By J.B. Chandler
Whether you are traveling east or west on Highway 87, you should take the scenic detour called the Utica Highway. If travelling east, turn south at Windham or, when driving west, drive through Hobson to get onto the highway. When you turn into Hobson you’ll probably notice the giant hay bale Medusa at the turn off. If the season is right, be prepared for more hay bale art. The farmers and ranchers in the area decided many years ago to start this quirky, public art display, and each fall, while driving along the road you will see several different hay bale artworks.

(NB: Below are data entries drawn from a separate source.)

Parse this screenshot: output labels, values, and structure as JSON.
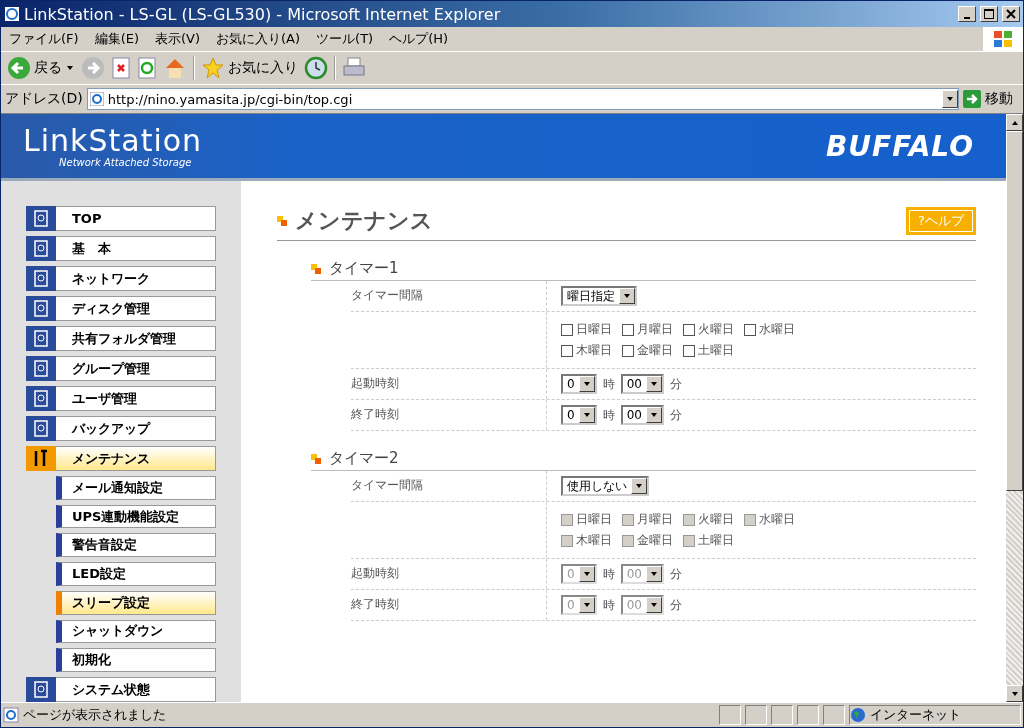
{
  "window": {
    "title": "LinkStation - LS-GL (LS-GL530) - Microsoft Internet Explorer"
  },
  "menu": [
    "ファイル(F)",
    "編集(E)",
    "表示(V)",
    "お気に入り(A)",
    "ツール(T)",
    "ヘルプ(H)"
  ],
  "toolbar": {
    "back": "戻る",
    "favorites": "お気に入り"
  },
  "address": {
    "label": "アドレス(D)",
    "url": "http://nino.yamasita.jp/cgi-bin/top.cgi",
    "go": "移動"
  },
  "banner": {
    "logo": "LinkStation",
    "tagline": "Network Attached Storage",
    "brand": "BUFFALO"
  },
  "sidebar": [
    {
      "label": "TOP",
      "selected": false
    },
    {
      "label": "基　本",
      "selected": false
    },
    {
      "label": "ネットワーク",
      "selected": false
    },
    {
      "label": "ディスク管理",
      "selected": false
    },
    {
      "label": "共有フォルダ管理",
      "selected": false
    },
    {
      "label": "グループ管理",
      "selected": false
    },
    {
      "label": "ユーザ管理",
      "selected": false
    },
    {
      "label": "バックアップ",
      "selected": false
    },
    {
      "label": "メンテナンス",
      "selected": true,
      "children": [
        {
          "label": "メール通知設定",
          "selected": false
        },
        {
          "label": "UPS連動機能設定",
          "selected": false
        },
        {
          "label": "警告音設定",
          "selected": false
        },
        {
          "label": "LED設定",
          "selected": false
        },
        {
          "label": "スリープ設定",
          "selected": true
        },
        {
          "label": "シャットダウン",
          "selected": false
        },
        {
          "label": "初期化",
          "selected": false
        }
      ]
    },
    {
      "label": "システム状態",
      "selected": false
    }
  ],
  "page": {
    "title": "メンテナンス",
    "help": "?ヘルプ"
  },
  "timers": [
    {
      "title": "タイマー1",
      "disabled": false,
      "interval": {
        "label": "タイマー間隔",
        "value": "曜日指定"
      },
      "days": [
        {
          "label": "日曜日",
          "checked": false
        },
        {
          "label": "月曜日",
          "checked": false
        },
        {
          "label": "火曜日",
          "checked": false
        },
        {
          "label": "水曜日",
          "checked": false
        },
        {
          "label": "木曜日",
          "checked": false
        },
        {
          "label": "金曜日",
          "checked": false
        },
        {
          "label": "土曜日",
          "checked": false
        }
      ],
      "times": [
        {
          "label": "起動時刻",
          "hour": "0",
          "hour_unit": "時",
          "minute": "00",
          "minute_unit": "分"
        },
        {
          "label": "終了時刻",
          "hour": "0",
          "hour_unit": "時",
          "minute": "00",
          "minute_unit": "分"
        }
      ]
    },
    {
      "title": "タイマー2",
      "disabled": true,
      "interval": {
        "label": "タイマー間隔",
        "value": "使用しない"
      },
      "days": [
        {
          "label": "日曜日",
          "checked": false
        },
        {
          "label": "月曜日",
          "checked": false
        },
        {
          "label": "火曜日",
          "checked": false
        },
        {
          "label": "水曜日",
          "checked": false
        },
        {
          "label": "木曜日",
          "checked": false
        },
        {
          "label": "金曜日",
          "checked": false
        },
        {
          "label": "土曜日",
          "checked": false
        }
      ],
      "times": [
        {
          "label": "起動時刻",
          "hour": "0",
          "hour_unit": "時",
          "minute": "00",
          "minute_unit": "分"
        },
        {
          "label": "終了時刻",
          "hour": "0",
          "hour_unit": "時",
          "minute": "00",
          "minute_unit": "分"
        }
      ]
    }
  ],
  "status_bar": {
    "message": "ページが表示されました",
    "zone": "インターネット"
  }
}
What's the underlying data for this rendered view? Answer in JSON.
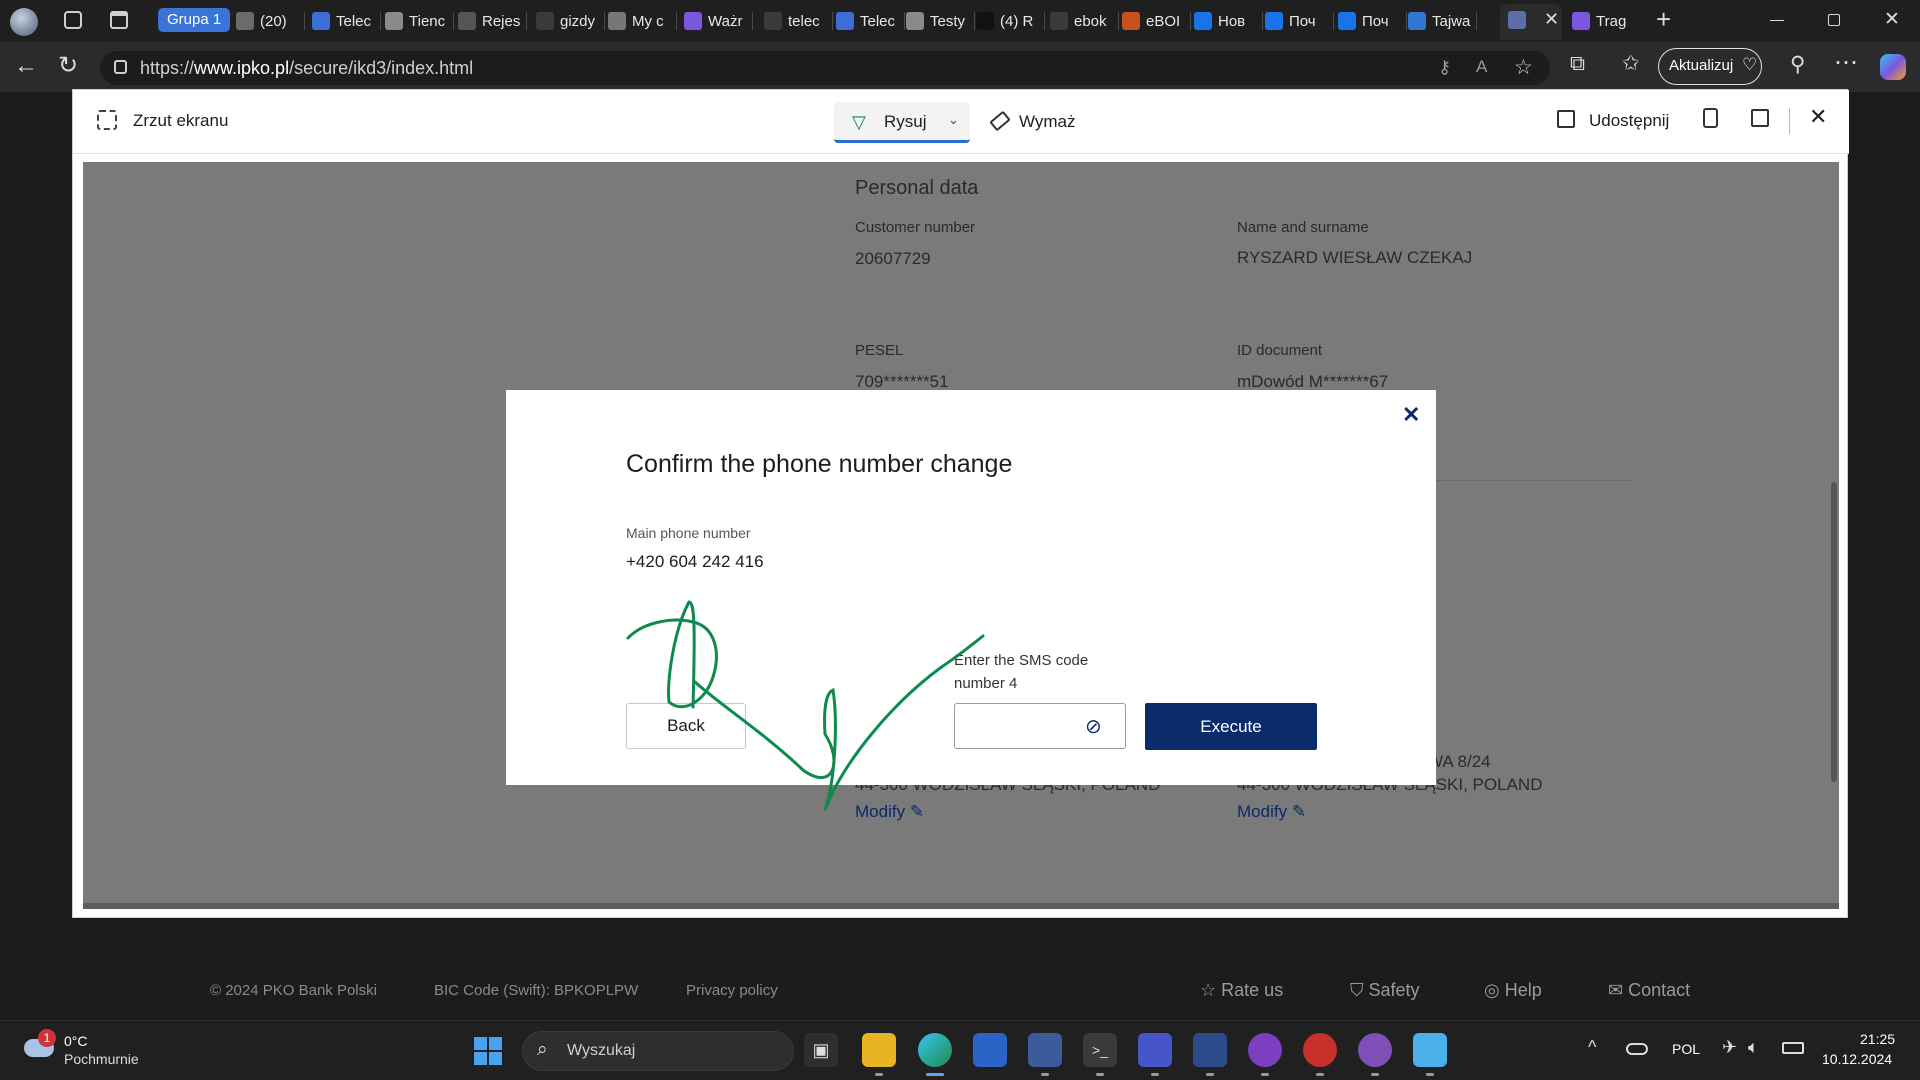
{
  "browser": {
    "tab_group": "Grupa 1",
    "tabs": [
      {
        "title": "(20)",
        "color": "#6b6b6b"
      },
      {
        "title": "Telec",
        "color": "#3b6fd6"
      },
      {
        "title": "Tienc",
        "color": "#8a8a8a"
      },
      {
        "title": "Rejes",
        "color": "#555555"
      },
      {
        "title": "gizdy",
        "color": "#3a3a3a"
      },
      {
        "title": "My c",
        "color": "#777777"
      },
      {
        "title": "Ważr",
        "color": "#7b56e0"
      },
      {
        "title": "telec",
        "color": "#3a3a3a"
      },
      {
        "title": "Telec",
        "color": "#3b6fd6"
      },
      {
        "title": "Testy",
        "color": "#8a8a8a"
      },
      {
        "title": "(4) R",
        "color": "#111111"
      },
      {
        "title": "ebok",
        "color": "#3a3a3a"
      },
      {
        "title": "eBOI",
        "color": "#c8501e"
      },
      {
        "title": "Нов",
        "color": "#1a73e8"
      },
      {
        "title": "Поч",
        "color": "#1a73e8"
      },
      {
        "title": "Поч",
        "color": "#1a73e8"
      },
      {
        "title": "Tajwa",
        "color": "#2f77d0"
      },
      {
        "title": "Trag",
        "color": "#7b56e0"
      }
    ],
    "url_prefix": "https://",
    "url_domain": "www.ipko.pl",
    "url_path": "/secure/ikd3/index.html",
    "update_button": "Aktualizuj",
    "new_tab": "+"
  },
  "snip": {
    "title": "Zrzut ekranu",
    "draw": "Rysuj",
    "erase": "Wymaż",
    "share": "Udostępnij"
  },
  "page": {
    "section_title": "Personal data",
    "customer_number_label": "Customer number",
    "customer_number": "20607729",
    "name_label": "Name and surname",
    "name": "RYSZARD WIESŁAW CZEKAJ",
    "pesel_label": "PESEL",
    "pesel": "709*******51",
    "id_label": "ID document",
    "id_value": "mDowód M*******67",
    "addr1_tail": "WA 8/24",
    "addr_city": "44-300 WODZISŁAW ŚLĄSKI, POLAND",
    "modify": "Modify"
  },
  "dialog": {
    "title": "Confirm the phone number change",
    "phone_label": "Main phone number",
    "phone": "+420 604 242 416",
    "sms_label_line1": "Enter the SMS code",
    "sms_label_line2": "number 4",
    "back": "Back",
    "execute": "Execute"
  },
  "footer": {
    "copyright": "© 2024 PKO Bank Polski",
    "bic": "BIC Code (Swift): BPKOPLPW",
    "privacy": "Privacy policy",
    "rate": "Rate us",
    "safety": "Safety",
    "help": "Help",
    "contact": "Contact"
  },
  "taskbar": {
    "weather_temp": "0°C",
    "weather_desc": "Pochmurnie",
    "weather_badge": "1",
    "search_placeholder": "Wyszukaj",
    "lang": "POL",
    "time": "21:25",
    "date": "10.12.2024"
  },
  "colors": {
    "pko_navy": "#0a2c6b",
    "ink_green": "#0f8a4f",
    "tab_group": "#3b74d8"
  }
}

Utica is the only town along this road, so stop at the Oxen Yoke Inn for a garbage burger. The huge pattied burger could
be one of the best and biggest in the state. The Silver Dollar Saloon still stands, but is part of the frontier town display as you enter. Charlie Russell painted a scene of the town called “A Quiet Day in Utica,” depicting a man trying to ride an unruly horse, who sends the small town into chaos when the horse starts bucking. Russell lived with Jake Hoover in his cabin up in the Little Belt Mountains, and Utica is where he learned to be a cowboy. Utica’s museum sign welcomes you to Charlie Russell country. While inside (and outside) the museum, you will see many artifacts from the homesteader era. Taking it all in, you can see how little has changed in Utica these past 100 years.
Leaving the loop at Utica, a short southern detour sends you down Pigeye Road, to your first stop in Sapphire Village: the Blue Nugget Bar. You shouldn’t be surprised that most everything about this small town revolves around these beautiful, little blue gemstones.
A few hiking destinations lie within the Little Belts nearby. The Middle Fork of the Judith River Trailhead will send you on many river crossings en route to the many rocky arches along the trail. Heading south, the road narrows quickly and before long you are travelling between rocky canyon walls, crossing the South Fork Judith River many times as you continue. Many campgrounds and a few water gaps are worth stopping to view, plus the rocky outcroppings atop the Little Belt Mountains are beautiful, including Russell Point. If you continue, this rocky road will completely cross the mountains, exiting near Martinsdale.
A much shorter detour, south of Hobson, is the recreational centerpiece for the area: Ackley Lake State Park. A great beach encircles most of the lake, as does a gravel road, so you can visit every nook and cranny of this lake. A water wonderland during the hot days of summer, there’s a dock for boats and jetskis, as well as plenty of space for good fishing and good photography angles. Views west of the lake include the Little Belts, and views east include the Big Snowy Mountains. Ackley Lake was in jeopardy of losing its State Park designation; fortunately the lease was extended until 2021, so go visit!
The largest town on this loop is Hobson, totaling a whopping 216 people. A wide avenue, spliced with a grassy median, runs alongside the beautiful, colorful downtown, stretching from the grain elevators below to the school at the top of the rise. It’s a nice little town, with good people, guarded by a tentacled medusa made from hay bales. Only in Montana!